> _What is being asked_: Type out every entry again, character for character.

> _Given data_:
┄┄┄┄┄┄┄┄┄┄┄┄┄┄┄┄┄┄┄┄

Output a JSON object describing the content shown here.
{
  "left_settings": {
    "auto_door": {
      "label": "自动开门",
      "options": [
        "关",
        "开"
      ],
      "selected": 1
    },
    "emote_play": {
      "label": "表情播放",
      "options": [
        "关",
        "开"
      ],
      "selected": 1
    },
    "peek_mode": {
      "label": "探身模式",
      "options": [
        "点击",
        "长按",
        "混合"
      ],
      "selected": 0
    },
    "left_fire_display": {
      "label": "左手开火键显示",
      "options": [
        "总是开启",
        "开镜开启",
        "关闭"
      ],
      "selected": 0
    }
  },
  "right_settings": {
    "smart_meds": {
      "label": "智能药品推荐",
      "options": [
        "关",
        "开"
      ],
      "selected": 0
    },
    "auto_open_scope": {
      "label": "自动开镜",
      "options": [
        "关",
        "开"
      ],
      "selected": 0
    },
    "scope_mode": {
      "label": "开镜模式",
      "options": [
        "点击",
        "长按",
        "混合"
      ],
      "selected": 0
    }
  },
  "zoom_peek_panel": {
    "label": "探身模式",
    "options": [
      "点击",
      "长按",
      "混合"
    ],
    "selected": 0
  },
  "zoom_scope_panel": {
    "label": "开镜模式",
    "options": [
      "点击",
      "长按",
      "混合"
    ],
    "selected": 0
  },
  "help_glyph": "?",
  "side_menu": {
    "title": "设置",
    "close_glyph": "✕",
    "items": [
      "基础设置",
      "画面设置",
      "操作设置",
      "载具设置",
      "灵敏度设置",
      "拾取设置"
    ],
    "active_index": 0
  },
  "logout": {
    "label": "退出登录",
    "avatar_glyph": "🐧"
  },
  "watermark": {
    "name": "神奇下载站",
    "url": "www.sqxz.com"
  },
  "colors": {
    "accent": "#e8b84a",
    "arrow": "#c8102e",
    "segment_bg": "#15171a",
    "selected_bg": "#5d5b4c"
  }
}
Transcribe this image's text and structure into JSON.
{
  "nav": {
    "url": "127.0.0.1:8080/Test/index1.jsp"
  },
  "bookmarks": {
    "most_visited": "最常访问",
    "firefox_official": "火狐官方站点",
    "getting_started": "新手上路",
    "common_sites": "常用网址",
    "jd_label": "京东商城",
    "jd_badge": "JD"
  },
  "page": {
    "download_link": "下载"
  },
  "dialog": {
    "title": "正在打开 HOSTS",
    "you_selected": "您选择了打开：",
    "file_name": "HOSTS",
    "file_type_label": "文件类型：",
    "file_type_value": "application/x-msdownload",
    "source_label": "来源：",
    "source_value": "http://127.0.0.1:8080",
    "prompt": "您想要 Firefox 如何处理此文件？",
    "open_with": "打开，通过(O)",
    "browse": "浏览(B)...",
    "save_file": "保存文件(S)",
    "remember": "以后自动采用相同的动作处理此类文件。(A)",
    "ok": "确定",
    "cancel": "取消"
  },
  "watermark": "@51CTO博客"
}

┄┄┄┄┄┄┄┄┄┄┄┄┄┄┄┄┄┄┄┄

> _Response area_:
Output a JSON object describing the content shown here.
{
  "left_settings": {
    "auto_door": {
      "label": "自动开门",
      "options": [
        "关",
        "开"
      ],
      "selected": 1
    },
    "emote_play": {
      "label": "表情播放",
      "options": [
        "关",
        "开"
      ],
      "selected": 1
    },
    "peek_mode": {
      "label": "探身模式",
      "options": [
        "点击",
        "长按",
        "混合"
      ],
      "selected": 0
    },
    "left_fire_display": {
      "label": "左手开火键显示",
      "options": [
        "总是开启",
        "开镜开启",
        "关闭"
      ],
      "selected": 0
    }
  },
  "right_settings": {
    "smart_meds": {
      "label": "智能药品推荐",
      "options": [
        "关",
        "开"
      ],
      "selected": 0
    },
    "auto_open_scope": {
      "label": "自动开镜",
      "options": [
        "关",
        "开"
      ],
      "selected": 0
    },
    "scope_mode": {
      "label": "开镜模式",
      "options": [
        "点击",
        "长按",
        "混合"
      ],
      "selected": 0
    }
  },
  "zoom_peek_panel": {
    "label": "探身模式",
    "options": [
      "点击",
      "长按",
      "混合"
    ],
    "selected": 0
  },
  "zoom_scope_panel": {
    "label": "开镜模式",
    "options": [
      "点击",
      "长按",
      "混合"
    ],
    "selected": 0
  },
  "help_glyph": "?",
  "side_menu": {
    "title": "设置",
    "close_glyph": "✕",
    "items": [
      "基础设置",
      "画面设置",
      "操作设置",
      "载具设置",
      "灵敏度设置",
      "拾取设置"
    ],
    "active_index": 0
  },
  "logout": {
    "label": "退出登录",
    "avatar_glyph": "🐧"
  },
  "watermark": {
    "name": "神奇下载站",
    "url": "www.sqxz.com"
  },
  "colors": {
    "accent": "#e8b84a",
    "arrow": "#c8102e",
    "segment_bg": "#15171a",
    "selected_bg": "#5d5b4c"
  }
}
Transcribe this image's text and structure into JSON.
{
  "nav": {
    "url": "127.0.0.1:8080/Test/index1.jsp"
  },
  "bookmarks": {
    "most_visited": "最常访问",
    "firefox_official": "火狐官方站点",
    "getting_started": "新手上路",
    "common_sites": "常用网址",
    "jd_label": "京东商城",
    "jd_badge": "JD"
  },
  "page": {
    "download_link": "下载"
  },
  "dialog": {
    "title": "正在打开 HOSTS",
    "you_selected": "您选择了打开：",
    "file_name": "HOSTS",
    "file_type_label": "文件类型：",
    "file_type_value": "application/x-msdownload",
    "source_label": "来源：",
    "source_value": "http://127.0.0.1:8080",
    "prompt": "您想要 Firefox 如何处理此文件？",
    "open_with": "打开，通过(O)",
    "browse": "浏览(B)...",
    "save_file": "保存文件(S)",
    "remember": "以后自动采用相同的动作处理此类文件。(A)",
    "ok": "确定",
    "cancel": "取消"
  },
  "watermark": "@51CTO博客"
}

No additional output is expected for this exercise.